Today, the lower entrance was guarded by a miniature dinogater.
Who goes there?
Looking back down the slit.
Unlike our previous attempt at the top of the slit - when rain slickened the rock, and just as the sun was setting - this time it was dry and just before noon when we quickly scaled the moderately-tricky dry fall in order to continue up through the first narrows.
Just less than a quarter mile later, the wash dead ended against one of the most fantastically-majestic dry fall chutes I've ever seen, a deep recessed channel polished to a brilliant shine and rising 50 vertical feet above the wash.
She can already see it as I snap the photo. (left) | Look at this! (right)
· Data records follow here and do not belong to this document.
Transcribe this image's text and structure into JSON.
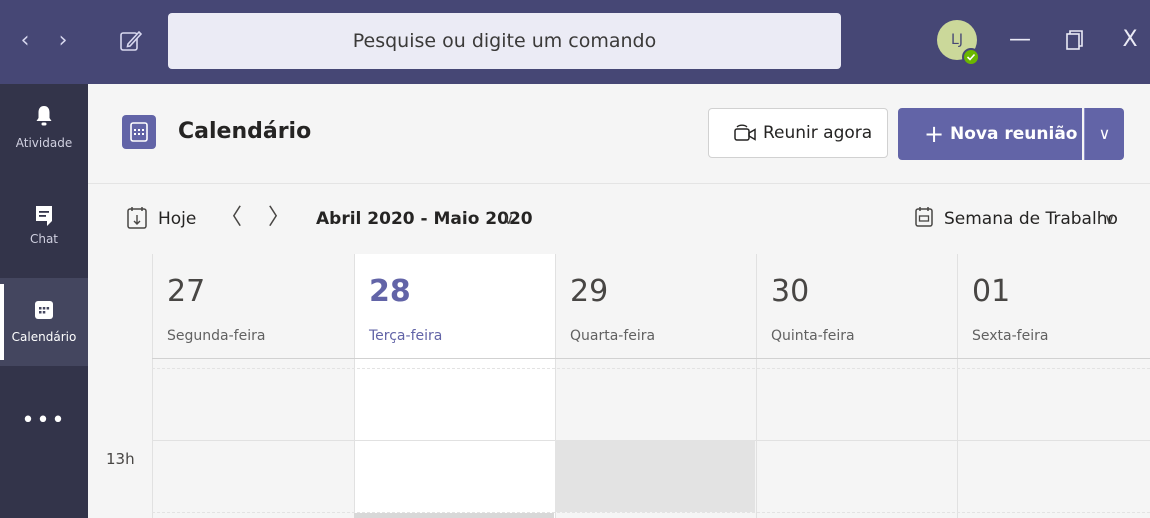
{
  "titlebar": {
    "back_arrow": "‹",
    "forward_arrow": "›",
    "compose_icon": "compose-icon",
    "search_placeholder": "Pesquise ou digite um comando",
    "avatar_initials": "LJ",
    "presence": "available",
    "minimize": "—",
    "restore": "❐",
    "close": "X"
  },
  "rail": {
    "items": [
      {
        "label": "Atividade",
        "icon": "bell-icon",
        "active": false
      },
      {
        "label": "Chat",
        "icon": "chat-icon",
        "active": false
      },
      {
        "label": "Calendário",
        "icon": "calendar-icon",
        "active": true
      }
    ],
    "more": "•••"
  },
  "header": {
    "title": "Calendário",
    "meet_now_label": "Reunir agora",
    "new_meeting_label": "Nova reunião",
    "new_meeting_plus": "+",
    "dropdown_chevron": "∨"
  },
  "toolbar": {
    "today_label": "Hoje",
    "prev": "〈",
    "next": "〉",
    "date_range": "Abril 2020 - Maio 2020",
    "range_chevron": "∨",
    "view_label": "Semana de Trabalho",
    "view_chevron": "∨"
  },
  "week": {
    "days": [
      {
        "num": "27",
        "name": "Segunda-feira",
        "today": false
      },
      {
        "num": "28",
        "name": "Terça-feira",
        "today": true
      },
      {
        "num": "29",
        "name": "Quarta-feira",
        "today": false
      },
      {
        "num": "30",
        "name": "Quinta-feira",
        "today": false
      },
      {
        "num": "01",
        "name": "Sexta-feira",
        "today": false
      }
    ],
    "time_label": "13h"
  },
  "colors": {
    "titlebar": "#464775",
    "rail": "#33344a",
    "accent": "#6264a7",
    "presence": "#6bb700"
  }
}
We weren't going to be climbing this one! (At least, not up; I hear coming down is a lot faster.)
I was reminded a bit of a dry fall I'd encountered in Saline Valley as I searched for the Marble Tub, but this one was much larger. It also reminded me of the Cathedral Caves at Cathedral Gorge State Park that I'd visited just a few weeks earlier. It really was a magical place.
I started inside the chute itself.
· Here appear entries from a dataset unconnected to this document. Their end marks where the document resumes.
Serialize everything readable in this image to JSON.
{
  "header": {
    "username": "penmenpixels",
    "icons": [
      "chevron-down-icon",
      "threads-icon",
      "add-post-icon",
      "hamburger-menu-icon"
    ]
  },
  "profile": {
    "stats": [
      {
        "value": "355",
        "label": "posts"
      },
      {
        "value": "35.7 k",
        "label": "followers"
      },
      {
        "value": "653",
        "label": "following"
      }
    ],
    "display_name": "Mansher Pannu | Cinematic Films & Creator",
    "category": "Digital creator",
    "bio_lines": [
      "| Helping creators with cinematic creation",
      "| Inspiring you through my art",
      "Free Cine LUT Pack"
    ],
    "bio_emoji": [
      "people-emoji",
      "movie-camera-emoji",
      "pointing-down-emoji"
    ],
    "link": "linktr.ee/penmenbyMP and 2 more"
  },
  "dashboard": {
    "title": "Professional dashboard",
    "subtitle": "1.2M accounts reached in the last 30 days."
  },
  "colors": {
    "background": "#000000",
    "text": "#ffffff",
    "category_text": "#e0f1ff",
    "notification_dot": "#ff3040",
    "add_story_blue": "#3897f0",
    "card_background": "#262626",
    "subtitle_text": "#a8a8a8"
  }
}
Then I thought it might be nice to get some of the reflected light.
Then I wondered: "why not both?"
Obviously getting around this fall was going to require a bypass, and soon enough we were scrambling up a steep talus slope - something my hiking companion was less than thrilled about - that would drop us off just above the fall.
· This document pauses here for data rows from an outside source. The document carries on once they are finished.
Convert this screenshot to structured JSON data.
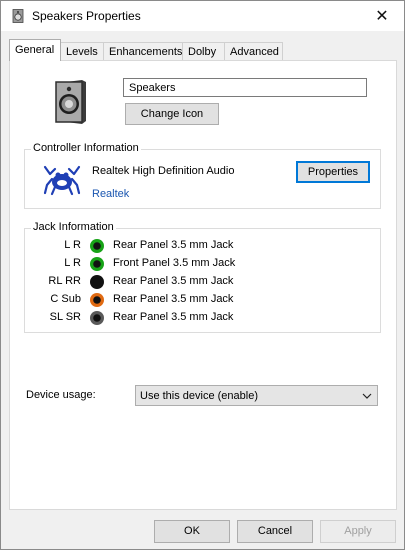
{
  "window": {
    "title": "Speakers Properties"
  },
  "tabs": [
    {
      "label": "General"
    },
    {
      "label": "Levels"
    },
    {
      "label": "Enhancements"
    },
    {
      "label": "Dolby"
    },
    {
      "label": "Advanced"
    }
  ],
  "device": {
    "name": "Speakers",
    "change_icon_label": "Change Icon"
  },
  "controller": {
    "title": "Controller Information",
    "name": "Realtek High Definition Audio",
    "vendor": "Realtek",
    "properties_label": "Properties"
  },
  "jack": {
    "title": "Jack Information",
    "rows": [
      {
        "channel": "L R",
        "label": "Rear Panel 3.5 mm Jack",
        "color": "#17a317"
      },
      {
        "channel": "L R",
        "label": "Front Panel 3.5 mm Jack",
        "color": "#17a317"
      },
      {
        "channel": "RL RR",
        "label": "Rear Panel 3.5 mm Jack",
        "color": "#111111"
      },
      {
        "channel": "C Sub",
        "label": "Rear Panel 3.5 mm Jack",
        "color": "#e06a12"
      },
      {
        "channel": "SL SR",
        "label": "Rear Panel 3.5 mm Jack",
        "color": "#5a5a5a"
      }
    ]
  },
  "usage": {
    "label": "Device usage:",
    "value": "Use this device (enable)"
  },
  "buttons": {
    "ok": "OK",
    "cancel": "Cancel",
    "apply": "Apply"
  },
  "colors": {
    "focus": "#0078d7",
    "link": "#1a56b0",
    "accent_green": "#17a317"
  }
}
Above the dry fall, the canyon walls were aglow as they rose gradually out of the wash.
It'd taken us a couple hours to reach this point - the narrows and dry falls slowing our progress dramatically as I tried to snap photos, and the talus bypass a slow nail-biter for @mrs.turbodb - so I was getting a bit worried that we might not have enough time to finish the second and third narrows, some two miles further upstream.
There was only one thing to do - turn on the hiking afterburners.
Go - go - go!
The remainder of the first - and the entirety of the second - narrows, were not particularly tight or knock-your-socks-off impressive, but even with the mid-day sun casting harsh shadows over many stretches of the canyon, there were still spots where light and rocks played well together.
Colors and light.
The third narrows - some 3.2 miles from the trailhead - once again upped the interest factor. At 12- to 18-feet tall, each of them required a bit of work to climb, but none were so difficult as to turn me around as I raced ahead of @mrs.turbodb in an attempt to reach the head of the canyon.
Cheater rocks always seem strange to me - the hard part is never at the bottom of the climb.
Light and dark.
Where the first mile of narrows had taken nearly two hours - including lunch, I suppose - we knocked out the final two miles in just under an hour. With two-and-a-half hours to get back - plenty of time - we were both able to relax as we headed back into the canyon to see it all again!
This brilliant green plant was growing out of the rock face.
I don't know what this cute cactus is, but I'd not seen one like it before.
One of the great things about canyons - they are never the same when you're going the other direction!
Travelling more than twice the speed of our upward journey, we zipped down the canyon at record speed. Downclimbing dry falls - no problem; talus bypasses - pfft, we got this. Of course, I took a whole lot fewer photos as well.
Now a couple hours later, light played off different walls than it had on our way up.
Back to the slit - we're almost done!
One last bypass around the grotto near the mouth of the canyon and we were back out on the alluvial fan - a mere mile between us and our ride to the airport.
The watchful gaze of Telescope Peak seemed to tag along for this entire trip!
It'd been a great trip - one where we'd actually managed to tick off several things that we'd left behind on previous trips to the park - made even more pleasurable by the airborne mode of travel that whisked us between Seattle and Las Vegas.
Of course, we'd also added several new destinations to our mental lists, so it's only a matter of time before we find ourselves in our home-away-from-home, again!